:: What to do ::
Within the listing below, count the lines that have the string "bold". Answer with that number only.

════════════════

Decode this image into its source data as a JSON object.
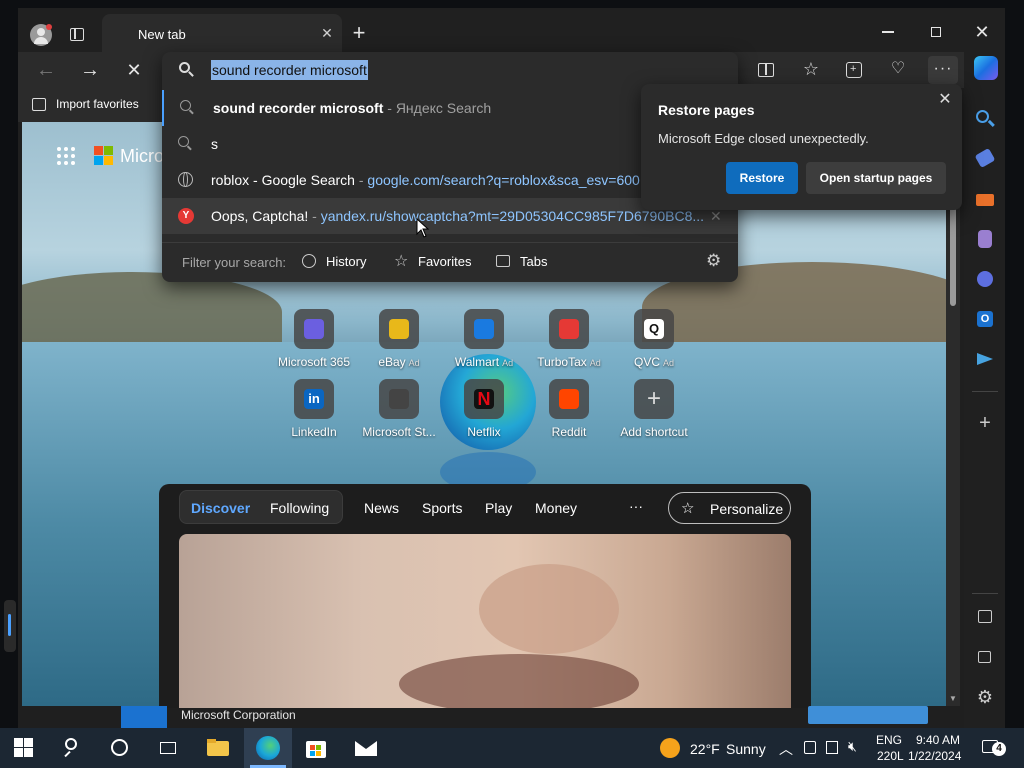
{
  "browser": {
    "tab_title": "New tab",
    "favorites_bar": {
      "import_label": "Import favorites"
    }
  },
  "omnibox": {
    "typed_value": "sound recorder microsoft",
    "suggestions": [
      {
        "bold": "sound recorder microsoft",
        "suffix": " - Яндекс Search",
        "url": ""
      },
      {
        "bold": "s",
        "suffix": "",
        "url": ""
      },
      {
        "bold": "roblox - Google Search",
        "suffix": " - ",
        "url": "google.com/search?q=roblox&sca_esv=600"
      },
      {
        "bold": "Oops, Captcha!",
        "suffix": " - ",
        "url": "yandex.ru/showcaptcha?mt=29D05304CC985F7D6790BC8..."
      }
    ],
    "filter_label": "Filter your search:",
    "filters": [
      "History",
      "Favorites",
      "Tabs"
    ]
  },
  "restore_dialog": {
    "title": "Restore pages",
    "message": "Microsoft Edge closed unexpectedly.",
    "restore_button": "Restore",
    "startup_button": "Open startup pages",
    "accent": "#0f6cbd"
  },
  "newtab": {
    "brand": "Micro",
    "shortcuts": [
      {
        "label": "Microsoft 365",
        "icon": "microsoft365-icon"
      },
      {
        "label": "eBay",
        "ad": "Ad",
        "icon": "ebay-icon"
      },
      {
        "label": "Walmart",
        "ad": "Ad",
        "icon": "walmart-icon"
      },
      {
        "label": "TurboTax",
        "ad": "Ad",
        "icon": "turbotax-icon"
      },
      {
        "label": "QVC",
        "ad": "Ad",
        "icon": "qvc-icon"
      },
      {
        "label": "LinkedIn",
        "icon": "linkedin-icon"
      },
      {
        "label": "Microsoft St...",
        "icon": "microsoft-store-icon"
      },
      {
        "label": "Netflix",
        "icon": "netflix-icon"
      },
      {
        "label": "Reddit",
        "icon": "reddit-icon"
      },
      {
        "label": "Add shortcut",
        "icon": "plus-icon"
      }
    ],
    "feed": {
      "tabs": [
        "Discover",
        "Following",
        "News",
        "Sports",
        "Play",
        "Money"
      ],
      "more": "···",
      "personalize": "Personalize"
    },
    "below_feed": {
      "company": "Microsoft Corporation"
    }
  },
  "taskbar": {
    "weather_temp": "22°F",
    "weather_desc": "Sunny",
    "language": "ENG",
    "layout": "220L",
    "time": "9:40 AM",
    "date": "1/22/2024",
    "notifications": "4"
  }
}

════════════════

:: Task solution ::
4